The Z insignia has become popular in Russia, with many daubing it on their cars or wearing it on their t-shirts.

It came to prominence after it was spotted on Russian military vehicles operating in Ukraine.

A photo appeared in Russian propaganda of the military making the letter out of badges collected from killed Ukrainian soldiers.

How popular has it become?

Influencers have been seen wearing the symbol, and an investigation has been launched by the International Gymnastics Federation after gymnast Ivan Kuliak was seen displaying the symbol.

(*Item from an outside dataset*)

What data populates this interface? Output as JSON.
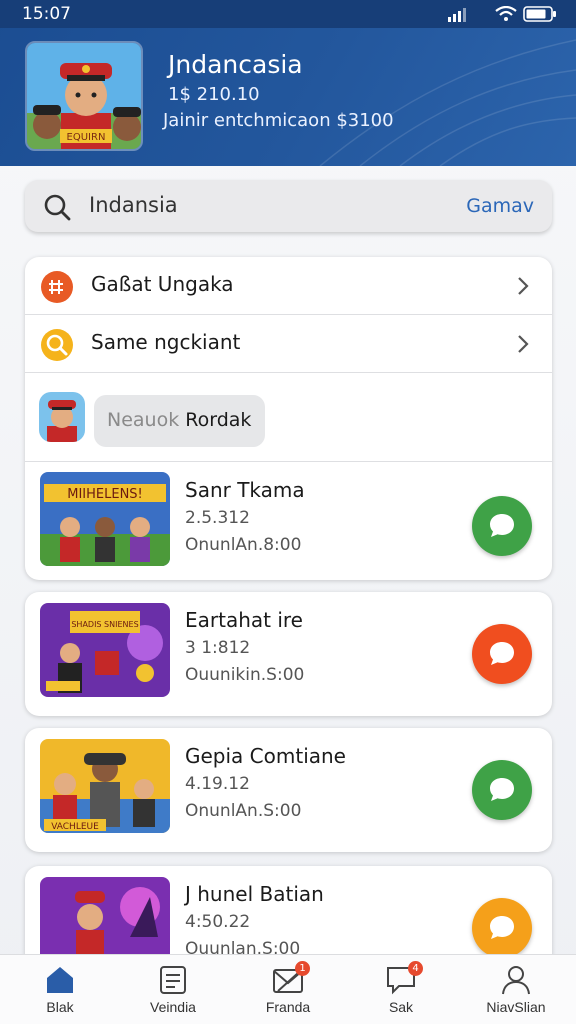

Merchandise featuring the symbol has also been sold by the Kremlin-backed TV channel Russia today.